A collection of articles and letters from Reeve take up about another 50 pages, and another hundred take note of Reeve's magazine fiction and nonfiction, published books, newspaper contributions (including two comic strips!), abortive stage adaptations, Reeve's radio series on crime prevention, his film work, and a syndicated Craig Kennedy TV series from circa 1950. So much of Reeve's output is both obscure and unavailable that any such bibliography must be incomplete, but this one offers many more listings than I have seen anywhere else. There are discrepancies due to hasty editing. For example on p, 223 the editor says, "... we're not aware that Craig Kennedy ever spoke over the airwaves," but at the bottom of the same page we see that MURDER CLINIC (on WOR) dramatized a Craig Kennedy adventure in August of 1943.
The most interesting section of the book consists of about 40 pages of reproductions of magazine covers featuring Reeve's name, plus a few relevant full-page ads. It's sad that the budget did not permit reproducing a few of these in color. I'd love to see DIME DETECTIVE (October 1933) and COMPLETE UNDERWORLD NOVELETTES (August 1934) in full-page fully-garish color! (There are thumbnails on the back cover, but they only serve to whet one's appetite.)

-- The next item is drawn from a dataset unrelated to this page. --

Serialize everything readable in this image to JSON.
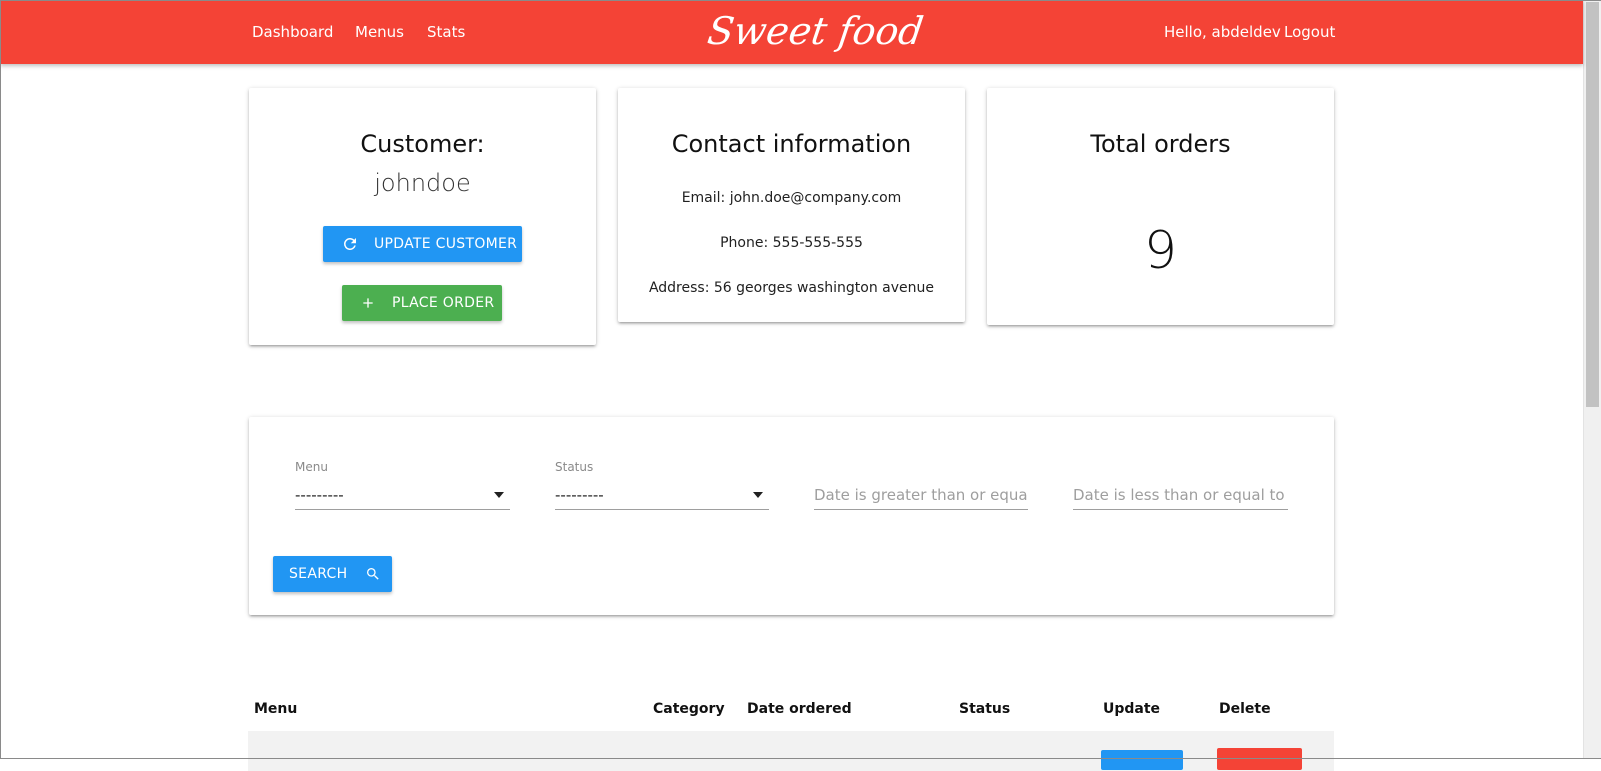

If you have any interest in Reeve or his fiction, you need both of these volumes. Like all the trade paperbacks I have seen from Off-Trail Publications, this example is well-printed and bound, with no misprints to speak of.